Regarding the plaque being dedicated today in dad’s absence, I express our family’s heartfelt thanks to all those involved in this honor, most especially Rees Lloyd who lead the effort, Brian Rooney who made two trips on its behalf, Ralph Husky of the American Legion here in San Diego, the staff of Mt Soledad including Joanie Miyashiro-Brennen & Charles Emery, as well as the distinguished guests present today.

I will close with a current event note and a past intimate family insight.  You can actually see a video of my father’s action that earned him the Navy Cross in an online exhibit by National Archives entitled EYEWITNESS which chronicles 25 gripping images that shaped American history. 

Finally, let me take you back to our family’s experience of that late night Vietnam POW release.  The family remained in Virginia Beach, rather than take our large crew all the way to Clark Air Force Base in the Philippines without knowing for sure whether he would actually make it out then or ever.  We certainly had no idea that he would be the very first to return until he suddenly stepped through the hatch.  As will happen in gathered families, several hours of sibling agitation had driven me to a room across the house where for some reason I started a tape recording.  When called back into the den for the arrival event, I left the tape running.  As a result, you can now hear our family’s roar of shocked jubilation when dad was the first officer out of the first plane.  He was asked just a short time before as the senior officer aboard to say a few words to the welcoming crowd.  Back home we hadn’t even taken a breath from his appearance before we saw him gestured toward the microphone!  I repeat his words in closing, because this powerful statement, written just beforehand, eloquently captured both that moment and the essence of his entire life long service as a force of Freedom & Faith.  At just the moment when our nation desperately needed such reassuring validation he said: “We are honored to have had the opportunity to serve our country under difficult circumstances.  We are profoundly grateful to our Commander-In-Chief and to our nation for this day.  God Bless America.”

The Denton family could not be more proud of all veterans who have fought for Faith & Freedom or more sincerely appreciative for the honor of this plaque
at Mount Soledad.  Thank you from the bottom of our hearts.


 

2 comments:

  1. So sad that until 15 minutes ago the usual Presidential Proclamation was not released.

    They dated it yesterday, I had written them and others of this, someone dropped the ball.

    That is no way to treat these special warriors!!

    ReplyDelete
  2. This evening I saw a beautiful and very large POW/MIA flag at the Gladstone, Oregon Harley-Davidson dealership.
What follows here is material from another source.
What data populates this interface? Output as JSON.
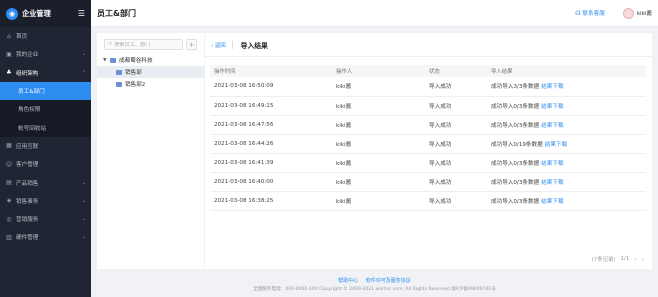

It was wonderful to witness. Now I know why it was flying today. Thank you for sharing this story.

    ReplyDelete